Modeling future climate, vegetation, and hydrology in the Pacific Northwest

Regional climate projections can provide information on likely future changes in climate, ecosystems, and water resources at useful scales. 

In the Pacific Northwest, average temperatures are projected to increase by at least two and up to 15° F by end of the century, dependent on future greenhouse gas emissions levels. Winters are expected to become wetter and summers drier, snowpack will likely decrease substantially, and snowmelt runoff may occur earlier in the year. Wildfires are projected to become more frequent and more severe, and forest types are expected to change.

Because the impacts of climate change vary from place to place, regionally-specific climate projections are critical to helping farmers, foresters, city planners, public utility providers, and fish and wildlife managers plan for the future. A project jointly funded by the DOI Northwest Climate Science Center and NOAA’s Pacific Northwest Climate Impacts Research Consortium sought to address this need. Researchers first evaluated the ability of the Earth system models to simulate historical climate patterns in the Northwest. The best-performing models were then downscaled—that is, transformed from a global scale to a regional scale. Researchers then used the downscaled models to project likely future changes in climate, vegetation, and hydrology in the region.

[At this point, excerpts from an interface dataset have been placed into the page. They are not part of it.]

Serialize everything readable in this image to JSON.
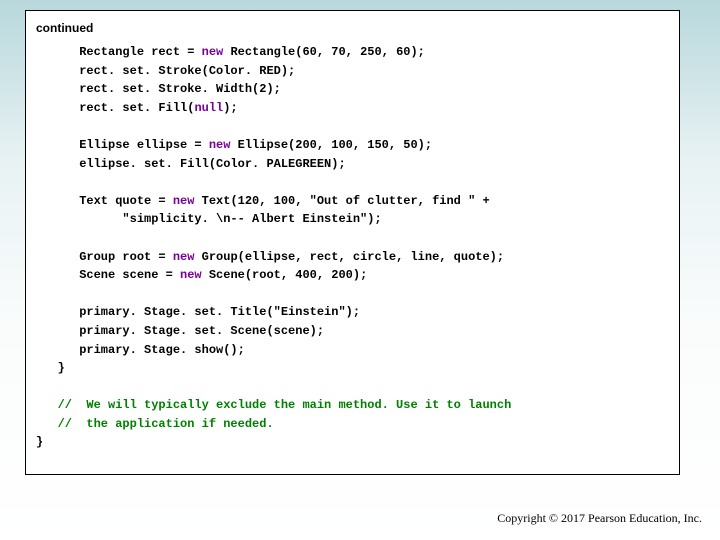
{
  "header": {
    "continued": "continued"
  },
  "code": {
    "l1a": "      Rectangle rect = ",
    "kw_new1": "new",
    "l1b": " Rectangle(60, 70, 250, 60);",
    "l2": "      rect. set. Stroke(Color. RED);",
    "l3": "      rect. set. Stroke. Width(2);",
    "l4a": "      rect. set. Fill(",
    "kw_null": "null",
    "l4b": ");",
    "l5a": "      Ellipse ellipse = ",
    "kw_new2": "new",
    "l5b": " Ellipse(200, 100, 150, 50);",
    "l6": "      ellipse. set. Fill(Color. PALEGREEN);",
    "l7a": "      Text quote = ",
    "kw_new3": "new",
    "l7b": " Text(120, 100, \"Out of clutter, find \" +",
    "l8": "            \"simplicity. \\n-- Albert Einstein\");",
    "l9a": "      Group root = ",
    "kw_new4": "new",
    "l9b": " Group(ellipse, rect, circle, line, quote);",
    "l10a": "      Scene scene = ",
    "kw_new5": "new",
    "l10b": " Scene(root, 400, 200);",
    "l11": "      primary. Stage. set. Title(\"Einstein\");",
    "l12": "      primary. Stage. set. Scene(scene);",
    "l13": "      primary. Stage. show();",
    "l14": "   }",
    "c1": "   //  We will typically exclude the main method. Use it to launch",
    "c2": "   //  the application if needed.",
    "l15": "}"
  },
  "footer": {
    "copyright": "Copyright © 2017 Pearson Education, Inc."
  }
}
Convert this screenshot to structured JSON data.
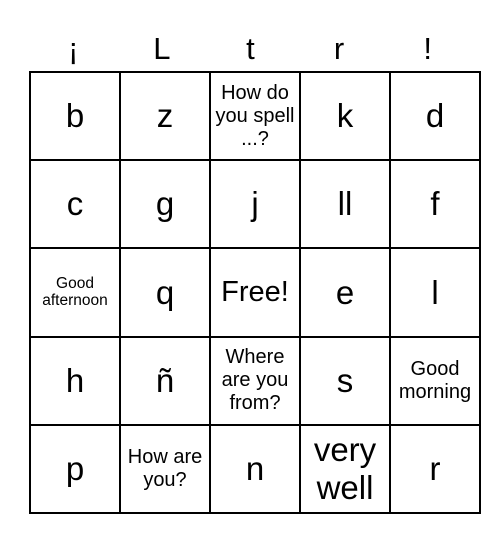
{
  "header": [
    "¡",
    "L",
    "t",
    "r",
    "!"
  ],
  "rows": [
    [
      {
        "text": "b",
        "size": "big"
      },
      {
        "text": "z",
        "size": "big"
      },
      {
        "text": "How do you spell ...?",
        "size": "med"
      },
      {
        "text": "k",
        "size": "big"
      },
      {
        "text": "d",
        "size": "big"
      }
    ],
    [
      {
        "text": "c",
        "size": "big"
      },
      {
        "text": "g",
        "size": "big"
      },
      {
        "text": "j",
        "size": "big"
      },
      {
        "text": "ll",
        "size": "big"
      },
      {
        "text": "f",
        "size": "big"
      }
    ],
    [
      {
        "text": "Good afternoon",
        "size": "small"
      },
      {
        "text": "q",
        "size": "big"
      },
      {
        "text": "Free!",
        "size": "free"
      },
      {
        "text": "e",
        "size": "big"
      },
      {
        "text": "l",
        "size": "big"
      }
    ],
    [
      {
        "text": "h",
        "size": "big"
      },
      {
        "text": "ñ",
        "size": "big"
      },
      {
        "text": "Where are you from?",
        "size": "med"
      },
      {
        "text": "s",
        "size": "big"
      },
      {
        "text": "Good morning",
        "size": "med"
      }
    ],
    [
      {
        "text": "p",
        "size": "big"
      },
      {
        "text": "How are you?",
        "size": "med"
      },
      {
        "text": "n",
        "size": "big"
      },
      {
        "text": "very well",
        "size": "vw"
      },
      {
        "text": "r",
        "size": "big"
      }
    ]
  ]
}
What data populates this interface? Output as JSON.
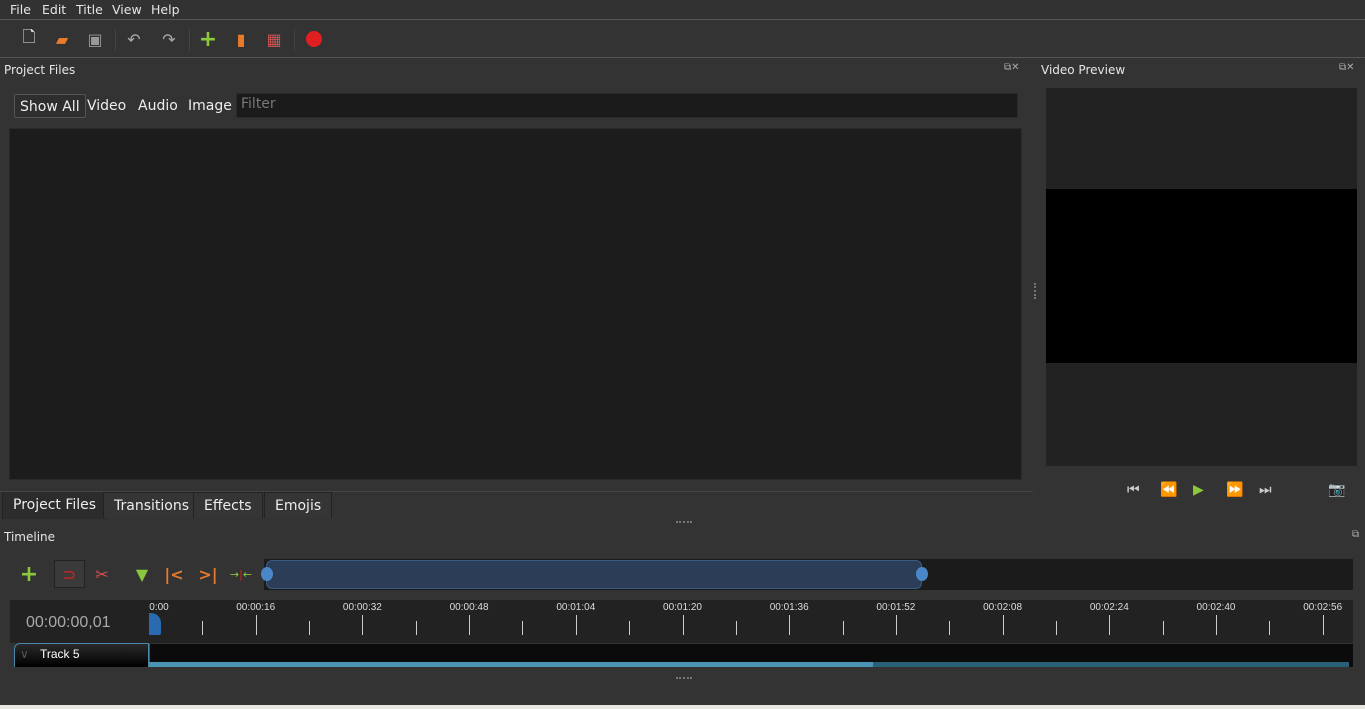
{
  "menu": [
    "File",
    "Edit",
    "Title",
    "View",
    "Help"
  ],
  "toolbar": [
    "new-project-icon",
    "open-project-icon",
    "save-project-icon",
    "undo-icon",
    "redo-icon",
    "import-files-icon",
    "profile-icon",
    "fullscreen-icon",
    "export-video-icon"
  ],
  "project_files": {
    "title": "Project Files",
    "filters": [
      "Show All",
      "Video",
      "Audio",
      "Image"
    ],
    "filter_placeholder": "Filter"
  },
  "bottom_tabs": [
    "Project Files",
    "Transitions",
    "Effects",
    "Emojis"
  ],
  "video_preview": {
    "title": "Video Preview",
    "controls": [
      "jump-start-icon",
      "rewind-icon",
      "play-icon",
      "fast-forward-icon",
      "jump-end-icon",
      "camera-icon"
    ]
  },
  "timeline": {
    "title": "Timeline",
    "current_time": "00:00:00,01",
    "ruler_labels": [
      "0:00",
      "00:00:16",
      "00:00:32",
      "00:00:48",
      "00:01:04",
      "00:01:20",
      "00:01:36",
      "00:01:52",
      "00:02:08",
      "00:02:24",
      "00:02:40",
      "00:02:56"
    ],
    "track_name": "Track 5"
  },
  "colors": {
    "accent": "#4a86c8",
    "play": "#8cc83c",
    "record": "#e02020"
  }
}
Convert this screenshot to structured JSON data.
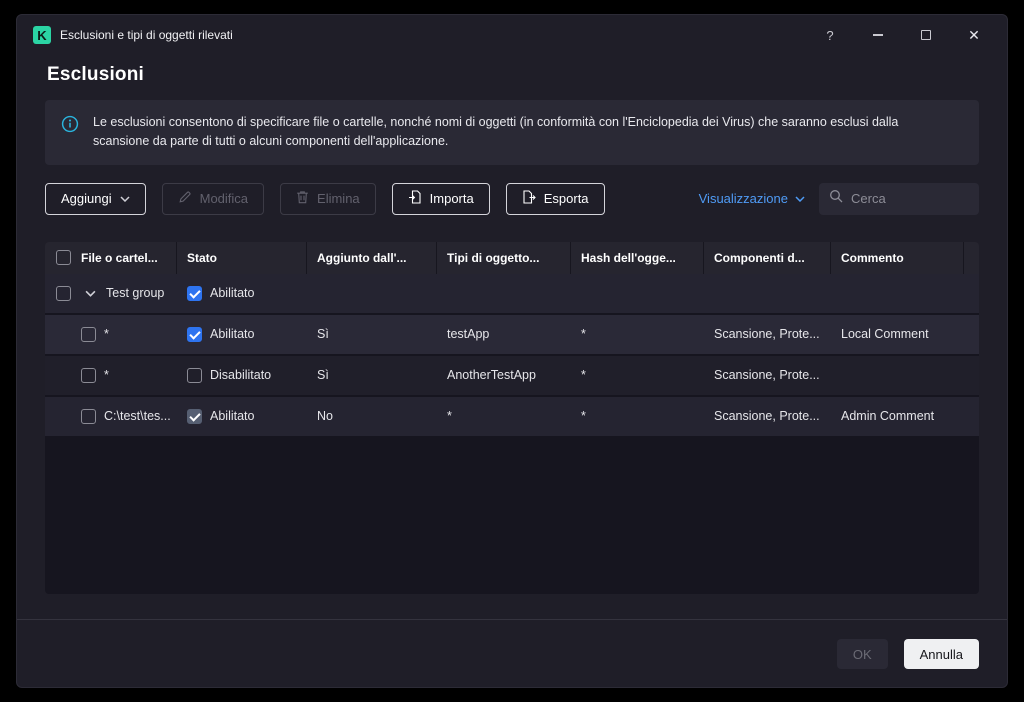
{
  "window": {
    "title": "Esclusioni e tipi di oggetti rilevati",
    "logo_letter": "K",
    "icons": {
      "help": "?",
      "close": "✕"
    }
  },
  "page": {
    "title": "Esclusioni",
    "info_text": "Le esclusioni consentono di specificare file o cartelle, nonché nomi di oggetti (in conformità con l'Enciclopedia dei Virus) che saranno esclusi dalla scansione da parte di tutti o alcuni componenti dell'applicazione."
  },
  "toolbar": {
    "add_label": "Aggiungi",
    "edit_label": "Modifica",
    "delete_label": "Elimina",
    "import_label": "Importa",
    "export_label": "Esporta",
    "view_label": "Visualizzazione",
    "search_placeholder": "Cerca"
  },
  "table": {
    "columns": [
      "File o cartel...",
      "Stato",
      "Aggiunto dall'...",
      "Tipi di oggetto...",
      "Hash dell'ogge...",
      "Componenti d...",
      "Commento"
    ],
    "group": {
      "name": "Test group",
      "status": "Abilitato",
      "enabled": true
    },
    "rows": [
      {
        "file": "*",
        "status": "Abilitato",
        "enabled": true,
        "added_by_user": "Sì",
        "object_type": "testApp",
        "hash": "*",
        "components": "Scansione, Prote...",
        "comment": "Local Comment"
      },
      {
        "file": "*",
        "status": "Disabilitato",
        "enabled": false,
        "added_by_user": "Sì",
        "object_type": "AnotherTestApp",
        "hash": "*",
        "components": "Scansione, Prote...",
        "comment": ""
      },
      {
        "file": "C:\\test\\tes...",
        "status": "Abilitato",
        "enabled": true,
        "added_by_user": "No",
        "object_type": "*",
        "hash": "*",
        "components": "Scansione, Prote...",
        "comment": "Admin Comment"
      }
    ]
  },
  "footer": {
    "ok_label": "OK",
    "cancel_label": "Annulla"
  },
  "colors": {
    "accent_checkbox": "#2e74f0",
    "link_blue": "#4f9bf5",
    "logo_green": "#2bd4a4",
    "info_icon": "#2ab4dd"
  }
}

The result was a series of publicly-available datasets that can be used to develop strategies for reducing the impacts of climate change specific to the region’s ecosystems, agricultural systems, and built environments. For example, the data can be used to understand how the number of frost-free days and minimum average winter temperatures might change— information that can help forest managers project changes in pest populations such as the mountain pine beetle, which are typically killed by freezing temperatures. The data can also help managers identify forests and grasslands that are most vulnerable to climate change, enabling them to prioritize investments to increase the resilience of these landscapes. This type of information on projected changes in climate, vegetation, and hydrology is vital as resource managers seek to plan for the impacts of climate change and develop effective land management plans in the face of uncertain future conditions.